Sustainable innovations were absolutely present. Especially with the former students at “Lost Graduation Show” at the fair. Here a stool in hemp by Estonian Hannah Segerkrantz.
Super difficult to see, but I have this as an example on communication around sustainability. I think this really is the future. We will have to talk about numbers. If you launch a greener version of a product – you have to say how much greener it is. Report carbondioxide emissions. Compare to last year – don’t just say you are greener. Look at how the fashion industry is working with numbers on tags. It’s when we have numbers we can compare products with eachother. “Oh, this chair has 5. But that chair has 4,3”. We need to be better with declaring numbers. Like we do at grocery stores. Simple as that.
I will be talking about innovation soon, but one thing was clear during the design week. Italians still make super large furniture. And it feels excessive.
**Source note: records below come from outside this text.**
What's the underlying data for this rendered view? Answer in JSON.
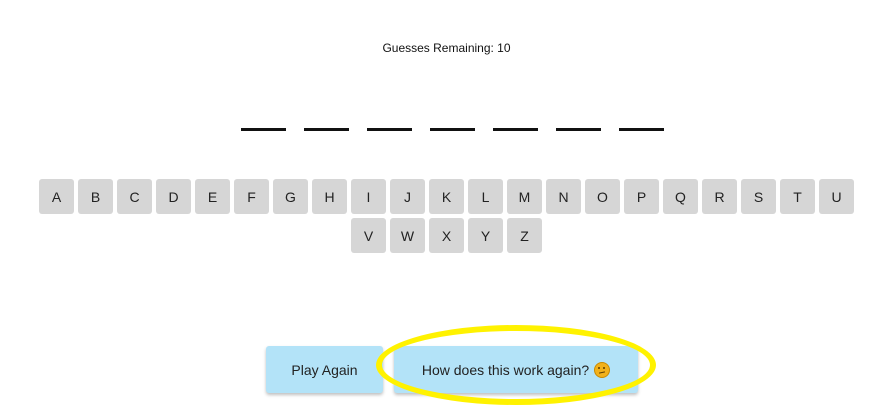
{
  "status": {
    "guesses_label": "Guesses Remaining: 10"
  },
  "word": {
    "blank_count": 7
  },
  "keyboard": {
    "rows": [
      [
        "A",
        "B",
        "C",
        "D",
        "E",
        "F",
        "G",
        "H",
        "I",
        "J",
        "K",
        "L",
        "M",
        "N",
        "O",
        "P",
        "Q",
        "R",
        "S",
        "T",
        "U"
      ],
      [
        "V",
        "W",
        "X",
        "Y",
        "Z"
      ]
    ]
  },
  "buttons": {
    "play_again": "Play Again",
    "how_works": "How does this work again?",
    "how_works_icon": "thinking-face-icon"
  },
  "colors": {
    "key_bg": "#d6d6d6",
    "button_bg": "#b3e3f8",
    "highlight": "#fff200"
  }
}
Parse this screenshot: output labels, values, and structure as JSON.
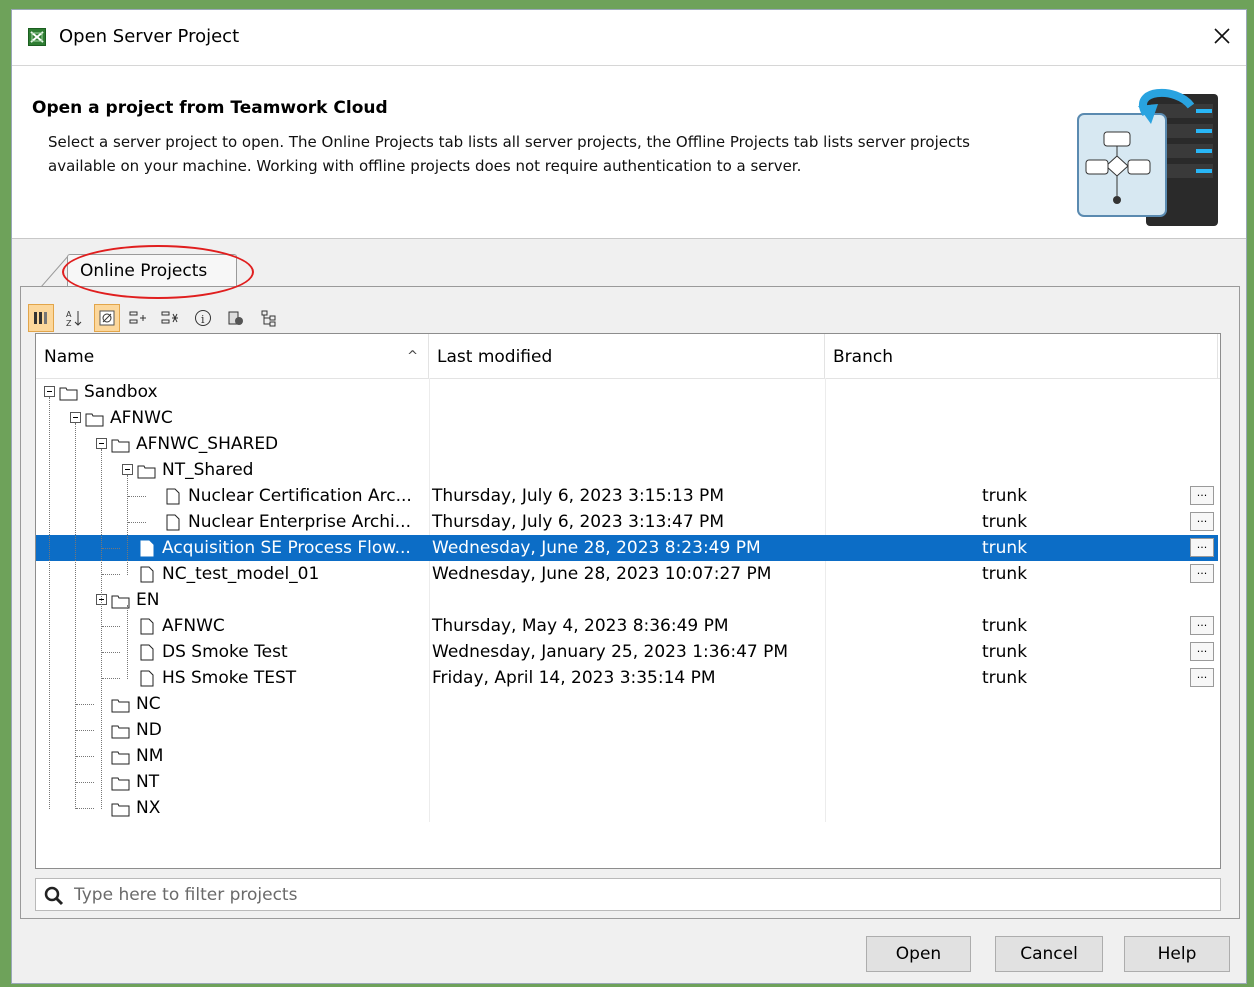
{
  "window": {
    "title": "Open Server Project",
    "close_label": "✕"
  },
  "header": {
    "title": "Open a project from Teamwork Cloud",
    "description": "Select a server project to open. The Online Projects tab lists all server projects, the Offline Projects tab lists server projects available on your machine. Working with offline projects does not require authentication to a server."
  },
  "tabs": [
    {
      "label": "Online Projects",
      "active": true
    }
  ],
  "toolbar": {
    "buttons": [
      {
        "icon": "columns-icon",
        "active": true
      },
      {
        "icon": "sort-az-icon",
        "active": false
      },
      {
        "icon": "filter-empty-icon",
        "active": true
      },
      {
        "icon": "expand-all-icon",
        "active": false
      },
      {
        "icon": "collapse-all-icon",
        "active": false
      },
      {
        "icon": "info-icon",
        "active": false
      },
      {
        "icon": "project-usages-icon",
        "active": false
      },
      {
        "icon": "hierarchy-icon",
        "active": false
      }
    ]
  },
  "table": {
    "columns": {
      "name": "Name",
      "last_modified": "Last modified",
      "branch": "Branch"
    },
    "sort_indicator": "^",
    "more_label": "...",
    "rows": [
      {
        "name": "Sandbox",
        "type": "folder",
        "expanded": true,
        "modified": "",
        "branch": ""
      },
      {
        "name": "AFNWC",
        "type": "folder",
        "expanded": true,
        "modified": "",
        "branch": ""
      },
      {
        "name": "AFNWC_SHARED",
        "type": "folder",
        "expanded": true,
        "modified": "",
        "branch": ""
      },
      {
        "name": "NT_Shared",
        "type": "folder",
        "expanded": true,
        "modified": "",
        "branch": ""
      },
      {
        "name": "Nuclear Certification Arc...",
        "type": "project",
        "modified": "Thursday, July 6, 2023 3:15:13 PM",
        "branch": "trunk"
      },
      {
        "name": "Nuclear Enterprise Archi...",
        "type": "project",
        "modified": "Thursday, July 6, 2023 3:13:47 PM",
        "branch": "trunk"
      },
      {
        "name": "Acquisition SE Process Flow...",
        "type": "project",
        "selected": true,
        "modified": "Wednesday, June 28, 2023 8:23:49 PM",
        "branch": "trunk"
      },
      {
        "name": "NC_test_model_01",
        "type": "project",
        "modified": "Wednesday, June 28, 2023 10:07:27 PM",
        "branch": "trunk"
      },
      {
        "name": "EN",
        "type": "folder",
        "expanded": true,
        "modified": "",
        "branch": ""
      },
      {
        "name": "AFNWC",
        "type": "project",
        "modified": "Thursday, May 4, 2023 8:36:49 PM",
        "branch": "trunk"
      },
      {
        "name": "DS Smoke Test",
        "type": "project",
        "modified": "Wednesday, January 25, 2023 1:36:47 PM",
        "branch": "trunk"
      },
      {
        "name": "HS Smoke TEST",
        "type": "project",
        "modified": "Friday, April 14, 2023 3:35:14 PM",
        "branch": "trunk"
      },
      {
        "name": "NC",
        "type": "folder",
        "modified": "",
        "branch": ""
      },
      {
        "name": "ND",
        "type": "folder",
        "modified": "",
        "branch": ""
      },
      {
        "name": "NM",
        "type": "folder",
        "modified": "",
        "branch": ""
      },
      {
        "name": "NT",
        "type": "folder",
        "modified": "",
        "branch": ""
      },
      {
        "name": "NX",
        "type": "folder",
        "modified": "",
        "branch": ""
      }
    ]
  },
  "filter": {
    "placeholder": "Type here to filter projects",
    "value": ""
  },
  "buttons": {
    "open": "Open",
    "cancel": "Cancel",
    "help": "Help"
  },
  "colors": {
    "selection": "#0c6dc6",
    "toolbar_active": "#fcd79b",
    "annotation_circle": "#e01e1e"
  }
}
Almost vulgar. Larger isn’t better. It’s like we haven’t learned anything from the pandemic. Same size sofas. No new funtionality or behaviour.
And over-use of materials. I really think we will question that.
You can of course get a marble top conference room or dining room table – but does it need to be so big? Are we using the materials in a sustainable way? Do you need to have a dining table that fits 12 people when you are only two people at home? Really?
I am quite sure we will see excessive use of materials as unsustainable. I saw a wood chair by a famous designer. Wood is nice. But it was so overused with materials it got heavy and a bit clumpsy. No, we need more intelligent use of materials.
Well, nothing has happened. The talks of the last two years are totally not visible during the design week. I mentioned how couches are still oversized etc. And office chairs are office chairs. Desks are still desks. Nothing new. Really.
The result is that you look at super small (and shallow) details like – sofa tables get smaller and layered. Colours of course.
Layered and trend colour of 2021 (terracotta red-ish)…
But I really miss talks about how we want to live our lives.
Interesting phrase on the wall – but no innovative design. What kind of furniture makes this better? Or help us?
An office desk that looks exactly the way it has over the last 50 years? Softer seat, perhaps?
At the fair we saw a section called “makers show”. Not students, and not large scale companies. Here was for instance this home office solution by Ram Office.
I expected more room dividers for our home office. This is nice. Rio Kobayashi. But very few in general. Where to we hide our computer when we are done working?
And that’s a short introduction. My first report. Possibly two more.
Milan Design Week was fun. People were excited to meet again. Thankfully the large scale parties were smaller and lines to events were shorter. I really like the new format of the fair with fixed stands but I doubt they will last.
I miss innovation and want the talks on sustainability to level up.
Oh, and there is no digital presence what so ever. Anywhere. I attended a seminar on how slow the fashion world is to adopt to a new digital life. That is nothing compared to the design world. There is literally nothing. Instagram? Maybe. But nothing else. Also another story.
But in total I give the week a four out of five points. Good to be back after all.